Around the World in Eighty Days was a great film that has inspired many offshoots in terms of the eighty days aspect.

Jonathan Drori’s take on the idea has resulted in Around the World in 80 Trees

Trees are one of humanity’s most constant and most varied companions. From India’s sacred banyan tree to the fragrant cedar of Lebanon, they offer us sanctuary and inspiration – not to mention the raw materials for everything from aspirin to maple syrup.

In Around the World in 80 Trees, Drori uses plant science to illuminate how trees play a role in every part of human life, from the romantic to the regrettable. Stops on the trip include the lime trees of Berlin’s Unter den Linden boulevard, which intoxicate amorous Germans and hungry bees alike, the swankiest streets in nineteenth-century London, which were paved with Australian eucalyptus wood, and the redwood forests of California, where the secret to the trees’ soaring heights can be found in the properties of the tiniest drops of water.

In addition to the eucalypt – Jarrah (book illustration at right) – the other Australian trees featured in the book are the Wollomi Pine and the Blue Quandong.  This is a great way to get an appreciation of how trees contribute to the very substance of our being.  

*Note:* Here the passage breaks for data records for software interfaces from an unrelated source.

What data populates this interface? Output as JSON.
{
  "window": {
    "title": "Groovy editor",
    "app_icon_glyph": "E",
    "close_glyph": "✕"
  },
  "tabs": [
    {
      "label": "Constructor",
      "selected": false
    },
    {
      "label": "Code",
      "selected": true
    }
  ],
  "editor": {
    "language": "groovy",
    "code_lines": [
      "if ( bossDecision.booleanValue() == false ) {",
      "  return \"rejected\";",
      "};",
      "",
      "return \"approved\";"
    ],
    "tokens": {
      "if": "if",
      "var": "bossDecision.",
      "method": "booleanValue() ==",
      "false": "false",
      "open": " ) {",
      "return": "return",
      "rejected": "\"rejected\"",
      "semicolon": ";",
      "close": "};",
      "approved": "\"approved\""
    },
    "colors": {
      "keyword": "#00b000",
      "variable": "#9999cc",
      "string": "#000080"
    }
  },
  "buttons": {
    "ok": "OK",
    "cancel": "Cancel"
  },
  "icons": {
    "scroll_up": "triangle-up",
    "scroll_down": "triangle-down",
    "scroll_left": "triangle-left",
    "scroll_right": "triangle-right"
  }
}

As an extension of this idea, it would be wonderful to produce a walking guide to Munibung Hill based on 20 or 30 trees located across the landscape, from the valleys to the ridges, and across the four hands of the compass – working title Around Munibung Hill in 30 Trees.